It is frequently maintained that physics rests on philosophical assumptions or entails philosophical conclusions, for example, by saying that indeterminism follows from quantum mechanics. Consider the following reasoning. Quantum theory entails that location and momentum of a particle cannot be simultaneously measured (the Heisenberg principle). Thus, since predictions of its future behavior is limited, determinism is false. However, this argument is dubious, because a conclusion of an inference cannot have terms which do not occur in its premises. This is just the case of the reasoning in question. The term in question must be already defined, for example, in the way proposed by Heisenberg himself. His definition as well as any other belongs to philosophy, not to physics. This shows that physics leads to philosophical conclusions via special interpretations. The same concerns "philosophical" premises of science.

Wolters, Gereon
University of Konstanz, Germany
Ambivalence and Conflict: Catholic Church and Evolution

Somewhat traumatized by the Galileo Affair the Church until recently showed low profile in the (unavoidable) conflicts with science, evolutionary theory included. The talk presents a categorization of possible relationships between science and religion by distinguishing between "Galilean conflicts", which are about mutually exclusive statements about matters of fact, and Freudian conflicts where an empirical science tries to explain away religion as a phenomenon in its own right.

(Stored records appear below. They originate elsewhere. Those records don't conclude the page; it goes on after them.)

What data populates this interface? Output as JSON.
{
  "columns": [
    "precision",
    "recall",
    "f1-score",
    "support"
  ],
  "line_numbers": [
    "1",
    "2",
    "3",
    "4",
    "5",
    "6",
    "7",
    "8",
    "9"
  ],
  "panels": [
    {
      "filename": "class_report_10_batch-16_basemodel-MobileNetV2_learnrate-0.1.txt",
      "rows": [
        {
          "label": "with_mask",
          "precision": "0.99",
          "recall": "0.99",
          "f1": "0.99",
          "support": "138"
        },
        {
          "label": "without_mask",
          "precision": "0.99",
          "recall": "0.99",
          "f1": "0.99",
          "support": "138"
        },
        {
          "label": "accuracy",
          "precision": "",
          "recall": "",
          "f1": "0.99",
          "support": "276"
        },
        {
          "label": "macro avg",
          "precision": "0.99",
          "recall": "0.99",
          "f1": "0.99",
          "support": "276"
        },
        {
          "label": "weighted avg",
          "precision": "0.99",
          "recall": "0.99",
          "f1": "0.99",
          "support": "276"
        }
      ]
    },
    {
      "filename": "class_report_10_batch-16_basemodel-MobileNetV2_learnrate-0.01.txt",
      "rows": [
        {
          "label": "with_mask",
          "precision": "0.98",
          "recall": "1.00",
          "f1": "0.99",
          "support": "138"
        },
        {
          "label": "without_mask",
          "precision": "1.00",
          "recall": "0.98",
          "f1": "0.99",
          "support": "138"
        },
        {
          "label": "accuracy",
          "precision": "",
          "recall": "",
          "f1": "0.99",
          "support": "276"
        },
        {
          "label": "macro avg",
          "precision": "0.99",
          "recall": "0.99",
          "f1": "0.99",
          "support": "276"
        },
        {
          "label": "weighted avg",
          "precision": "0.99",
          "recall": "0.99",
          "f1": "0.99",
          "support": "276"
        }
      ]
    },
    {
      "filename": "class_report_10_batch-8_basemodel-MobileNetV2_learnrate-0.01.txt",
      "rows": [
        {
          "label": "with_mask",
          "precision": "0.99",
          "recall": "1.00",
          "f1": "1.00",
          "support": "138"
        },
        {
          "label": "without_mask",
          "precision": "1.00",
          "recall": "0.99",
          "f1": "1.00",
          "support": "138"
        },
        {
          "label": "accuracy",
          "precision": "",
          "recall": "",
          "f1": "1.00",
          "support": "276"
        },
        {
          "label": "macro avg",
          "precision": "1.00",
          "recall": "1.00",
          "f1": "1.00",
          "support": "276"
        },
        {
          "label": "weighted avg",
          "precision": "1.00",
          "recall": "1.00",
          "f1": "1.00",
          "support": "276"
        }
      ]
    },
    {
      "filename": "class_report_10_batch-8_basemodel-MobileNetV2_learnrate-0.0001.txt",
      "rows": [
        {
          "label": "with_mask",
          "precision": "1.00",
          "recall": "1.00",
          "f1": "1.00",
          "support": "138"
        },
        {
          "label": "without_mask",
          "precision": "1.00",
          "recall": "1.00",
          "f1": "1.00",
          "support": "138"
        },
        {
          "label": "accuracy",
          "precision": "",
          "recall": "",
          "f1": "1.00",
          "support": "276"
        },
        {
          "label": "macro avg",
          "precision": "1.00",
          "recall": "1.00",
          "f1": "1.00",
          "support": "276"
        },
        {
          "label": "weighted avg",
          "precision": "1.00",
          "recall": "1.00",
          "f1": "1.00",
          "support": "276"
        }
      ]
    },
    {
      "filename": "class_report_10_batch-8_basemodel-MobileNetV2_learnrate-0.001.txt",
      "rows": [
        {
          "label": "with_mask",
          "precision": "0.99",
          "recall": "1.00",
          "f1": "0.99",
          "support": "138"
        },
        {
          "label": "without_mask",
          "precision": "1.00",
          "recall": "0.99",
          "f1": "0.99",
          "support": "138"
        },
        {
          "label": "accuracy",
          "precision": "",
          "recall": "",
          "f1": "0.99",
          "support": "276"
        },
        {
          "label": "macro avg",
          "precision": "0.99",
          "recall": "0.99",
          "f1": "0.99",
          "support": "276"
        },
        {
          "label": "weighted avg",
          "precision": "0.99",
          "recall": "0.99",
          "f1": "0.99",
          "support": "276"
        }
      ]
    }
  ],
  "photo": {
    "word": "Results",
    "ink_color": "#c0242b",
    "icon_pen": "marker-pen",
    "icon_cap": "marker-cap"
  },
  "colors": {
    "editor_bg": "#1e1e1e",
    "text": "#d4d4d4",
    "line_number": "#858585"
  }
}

In the light of this distinction I deal with the reactions of the Church since 1859, particularly with the ambiguous position of the present Pope.

Zilhão, António
Lisbon University, Portugal
Moore's Problem

Moore's 'paradox' arises from the fact that consistent propositions of the form of (1) and (2):
 (1) It is raining but I believe it is not raining
 (2) It is raining but I don't believe it is raining
strike us as being contradictory. Shoemaker explained this oddity by producing a proof that belief in such sentences is either inconsistent or self-refuting. For Sorensen, many propositional attitudes have scopes smaller than the class of consistent propositions. Inaccessible consistent propositions are 'blindspots'. Moore-propositions are the blindspots of belief. According to either, Moore-propositions are unbelievable. I'll argue that some Moore-propositions are actually believable.

Program Committee: Mehmet Elgin (co-chair), Peter Machamer (co-chair), Ali Osman Gündoğan, John D. Norton

Revised 6/8/12 - Copyright 2012